▶ **How to complete this task**
Omit the images and return the remaining entries unchanged.

Record set Block Start

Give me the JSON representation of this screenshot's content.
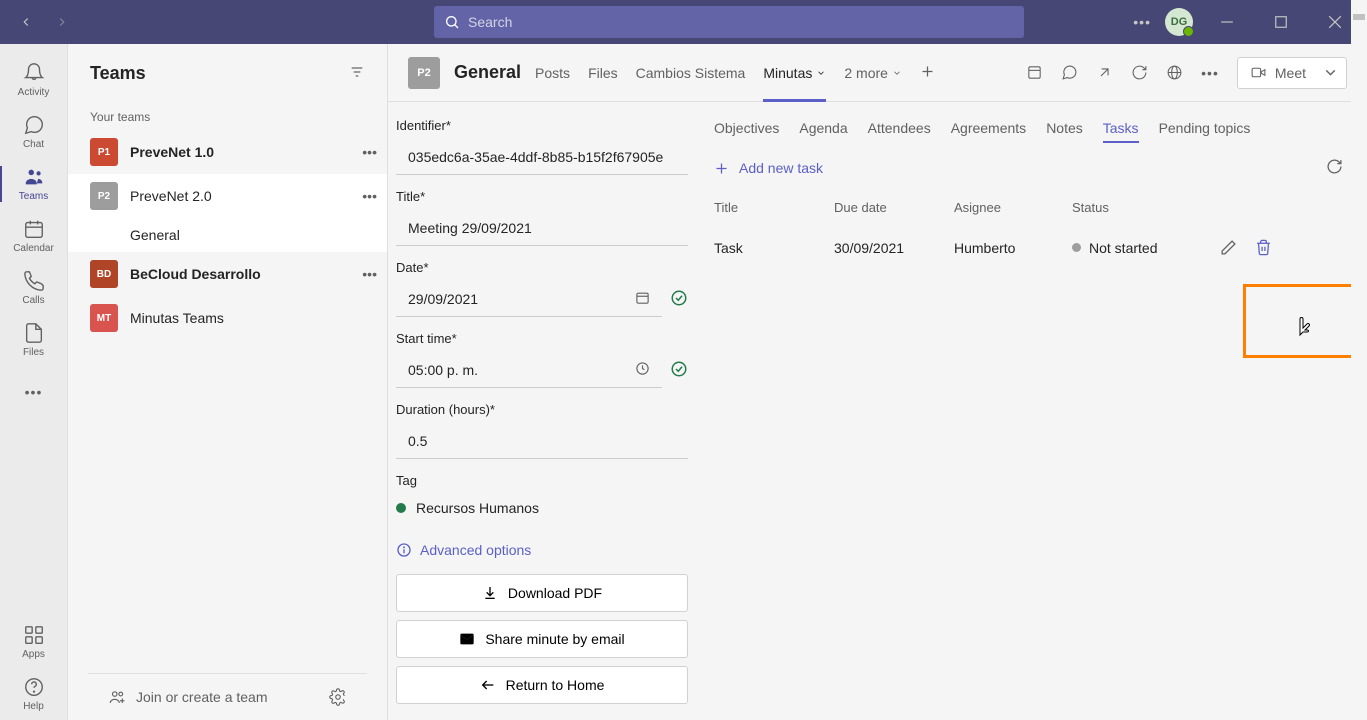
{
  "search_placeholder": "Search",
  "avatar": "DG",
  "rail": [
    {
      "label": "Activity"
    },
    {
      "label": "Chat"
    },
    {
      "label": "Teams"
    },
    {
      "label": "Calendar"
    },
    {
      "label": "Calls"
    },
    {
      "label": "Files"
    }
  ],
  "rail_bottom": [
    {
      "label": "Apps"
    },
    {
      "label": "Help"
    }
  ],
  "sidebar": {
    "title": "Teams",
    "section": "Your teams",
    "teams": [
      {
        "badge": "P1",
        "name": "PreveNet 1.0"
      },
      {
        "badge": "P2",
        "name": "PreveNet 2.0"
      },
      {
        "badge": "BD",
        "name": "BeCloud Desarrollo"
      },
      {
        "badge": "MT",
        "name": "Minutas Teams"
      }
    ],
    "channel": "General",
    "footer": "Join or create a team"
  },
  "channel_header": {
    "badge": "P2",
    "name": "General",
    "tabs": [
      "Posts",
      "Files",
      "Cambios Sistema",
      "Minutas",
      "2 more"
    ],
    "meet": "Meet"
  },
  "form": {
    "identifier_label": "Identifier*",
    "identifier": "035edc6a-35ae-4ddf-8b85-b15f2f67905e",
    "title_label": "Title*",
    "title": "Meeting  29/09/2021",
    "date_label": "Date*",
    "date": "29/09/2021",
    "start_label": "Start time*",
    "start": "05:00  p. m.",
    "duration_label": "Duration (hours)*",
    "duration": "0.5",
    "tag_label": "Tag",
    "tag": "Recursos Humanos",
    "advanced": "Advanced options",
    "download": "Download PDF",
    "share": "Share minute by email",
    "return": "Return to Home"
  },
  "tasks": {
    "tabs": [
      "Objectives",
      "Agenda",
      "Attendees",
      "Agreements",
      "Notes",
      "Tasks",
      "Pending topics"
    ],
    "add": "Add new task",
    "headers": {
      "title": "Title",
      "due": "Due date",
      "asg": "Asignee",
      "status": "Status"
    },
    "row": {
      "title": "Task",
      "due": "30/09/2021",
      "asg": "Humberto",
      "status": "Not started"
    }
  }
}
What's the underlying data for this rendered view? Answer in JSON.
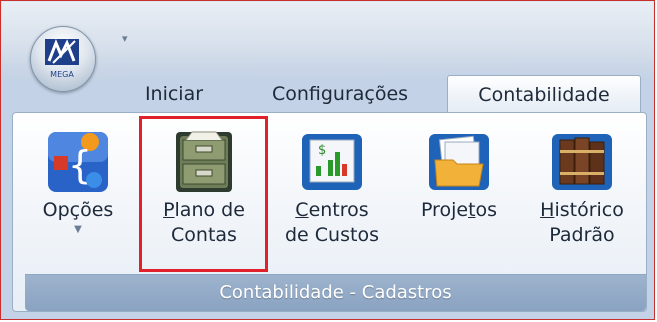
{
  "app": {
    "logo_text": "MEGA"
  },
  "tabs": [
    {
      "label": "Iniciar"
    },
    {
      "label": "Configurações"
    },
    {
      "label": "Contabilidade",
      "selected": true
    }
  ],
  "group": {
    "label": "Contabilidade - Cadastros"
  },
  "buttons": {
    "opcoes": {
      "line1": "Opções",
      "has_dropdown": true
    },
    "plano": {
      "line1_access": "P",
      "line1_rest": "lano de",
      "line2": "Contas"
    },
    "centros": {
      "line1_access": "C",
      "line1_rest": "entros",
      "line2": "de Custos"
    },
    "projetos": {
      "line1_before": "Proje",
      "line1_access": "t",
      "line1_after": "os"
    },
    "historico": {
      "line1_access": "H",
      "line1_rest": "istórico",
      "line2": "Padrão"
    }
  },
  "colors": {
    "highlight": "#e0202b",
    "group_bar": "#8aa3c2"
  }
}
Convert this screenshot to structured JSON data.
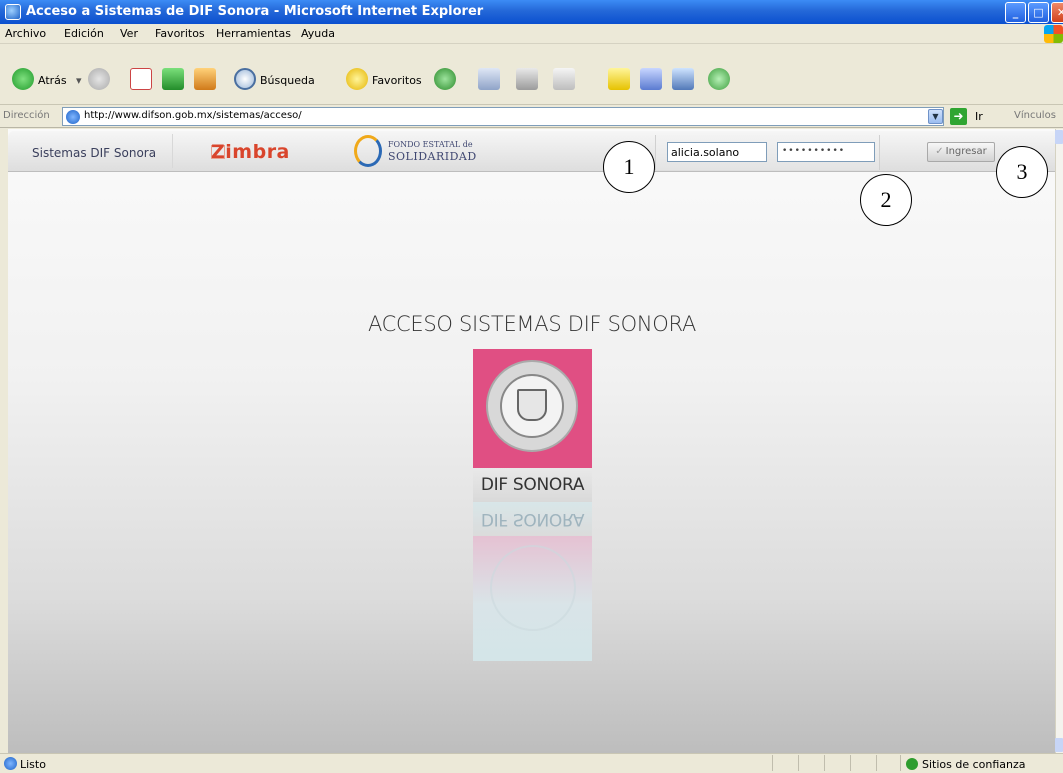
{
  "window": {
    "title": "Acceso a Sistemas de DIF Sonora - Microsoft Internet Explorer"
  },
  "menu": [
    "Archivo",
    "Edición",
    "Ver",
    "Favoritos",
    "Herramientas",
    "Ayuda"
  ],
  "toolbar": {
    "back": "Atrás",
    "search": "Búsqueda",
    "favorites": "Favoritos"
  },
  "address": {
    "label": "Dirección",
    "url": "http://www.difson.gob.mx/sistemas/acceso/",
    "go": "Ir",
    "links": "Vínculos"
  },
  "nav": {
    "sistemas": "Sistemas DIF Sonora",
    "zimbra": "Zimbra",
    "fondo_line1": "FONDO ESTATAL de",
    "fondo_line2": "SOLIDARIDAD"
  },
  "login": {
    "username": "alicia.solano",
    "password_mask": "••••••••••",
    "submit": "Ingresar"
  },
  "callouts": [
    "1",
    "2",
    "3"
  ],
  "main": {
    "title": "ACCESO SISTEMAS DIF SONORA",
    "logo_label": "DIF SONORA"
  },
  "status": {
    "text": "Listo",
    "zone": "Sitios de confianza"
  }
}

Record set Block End

▶ **Exercise output**
Give me the JSON representation of this screenshot's content.
{
  "search_placeholder": "Search",
  "avatar": "DG",
  "rail": [
    {
      "label": "Activity"
    },
    {
      "label": "Chat"
    },
    {
      "label": "Teams"
    },
    {
      "label": "Calendar"
    },
    {
      "label": "Calls"
    },
    {
      "label": "Files"
    }
  ],
  "rail_bottom": [
    {
      "label": "Apps"
    },
    {
      "label": "Help"
    }
  ],
  "sidebar": {
    "title": "Teams",
    "section": "Your teams",
    "teams": [
      {
        "badge": "P1",
        "name": "PreveNet 1.0"
      },
      {
        "badge": "P2",
        "name": "PreveNet 2.0"
      },
      {
        "badge": "BD",
        "name": "BeCloud Desarrollo"
      },
      {
        "badge": "MT",
        "name": "Minutas Teams"
      }
    ],
    "channel": "General",
    "footer": "Join or create a team"
  },
  "channel_header": {
    "badge": "P2",
    "name": "General",
    "tabs": [
      "Posts",
      "Files",
      "Cambios Sistema",
      "Minutas",
      "2 more"
    ],
    "meet": "Meet"
  },
  "form": {
    "identifier_label": "Identifier*",
    "identifier": "035edc6a-35ae-4ddf-8b85-b15f2f67905e",
    "title_label": "Title*",
    "title": "Meeting  29/09/2021",
    "date_label": "Date*",
    "date": "29/09/2021",
    "start_label": "Start time*",
    "start": "05:00  p. m.",
    "duration_label": "Duration (hours)*",
    "duration": "0.5",
    "tag_label": "Tag",
    "tag": "Recursos Humanos",
    "advanced": "Advanced options",
    "download": "Download PDF",
    "share": "Share minute by email",
    "return": "Return to Home"
  },
  "tasks": {
    "tabs": [
      "Objectives",
      "Agenda",
      "Attendees",
      "Agreements",
      "Notes",
      "Tasks",
      "Pending topics"
    ],
    "add": "Add new task",
    "headers": {
      "title": "Title",
      "due": "Due date",
      "asg": "Asignee",
      "status": "Status"
    },
    "row": {
      "title": "Task",
      "due": "30/09/2021",
      "asg": "Humberto",
      "status": "Not started"
    }
  }
}
What's the underlying data for this rendered view? Answer in JSON.
{
  "app": {
    "logo_text": "MEGA"
  },
  "tabs": [
    {
      "label": "Iniciar"
    },
    {
      "label": "Configurações"
    },
    {
      "label": "Contabilidade",
      "selected": true
    }
  ],
  "group": {
    "label": "Contabilidade - Cadastros"
  },
  "buttons": {
    "opcoes": {
      "line1": "Opções",
      "has_dropdown": true
    },
    "plano": {
      "line1_access": "P",
      "line1_rest": "lano de",
      "line2": "Contas"
    },
    "centros": {
      "line1_access": "C",
      "line1_rest": "entros",
      "line2": "de Custos"
    },
    "projetos": {
      "line1_before": "Proje",
      "line1_access": "t",
      "line1_after": "os"
    },
    "historico": {
      "line1_access": "H",
      "line1_rest": "istórico",
      "line2": "Padrão"
    }
  },
  "colors": {
    "highlight": "#e0202b",
    "group_bar": "#8aa3c2"
  }
}
Convert this screenshot to structured JSON data.
{
  "window": {
    "title": "Acceso a Sistemas de DIF Sonora - Microsoft Internet Explorer"
  },
  "menu": [
    "Archivo",
    "Edición",
    "Ver",
    "Favoritos",
    "Herramientas",
    "Ayuda"
  ],
  "toolbar": {
    "back": "Atrás",
    "search": "Búsqueda",
    "favorites": "Favoritos"
  },
  "address": {
    "label": "Dirección",
    "url": "http://www.difson.gob.mx/sistemas/acceso/",
    "go": "Ir",
    "links": "Vínculos"
  },
  "nav": {
    "sistemas": "Sistemas DIF Sonora",
    "zimbra": "Zimbra",
    "fondo_line1": "FONDO ESTATAL de",
    "fondo_line2": "SOLIDARIDAD"
  },
  "login": {
    "username": "alicia.solano",
    "password_mask": "••••••••••",
    "submit": "Ingresar"
  },
  "callouts": [
    "1",
    "2",
    "3"
  ],
  "main": {
    "title": "ACCESO SISTEMAS DIF SONORA",
    "logo_label": "DIF SONORA"
  },
  "status": {
    "text": "Listo",
    "zone": "Sitios de confianza"
  }
}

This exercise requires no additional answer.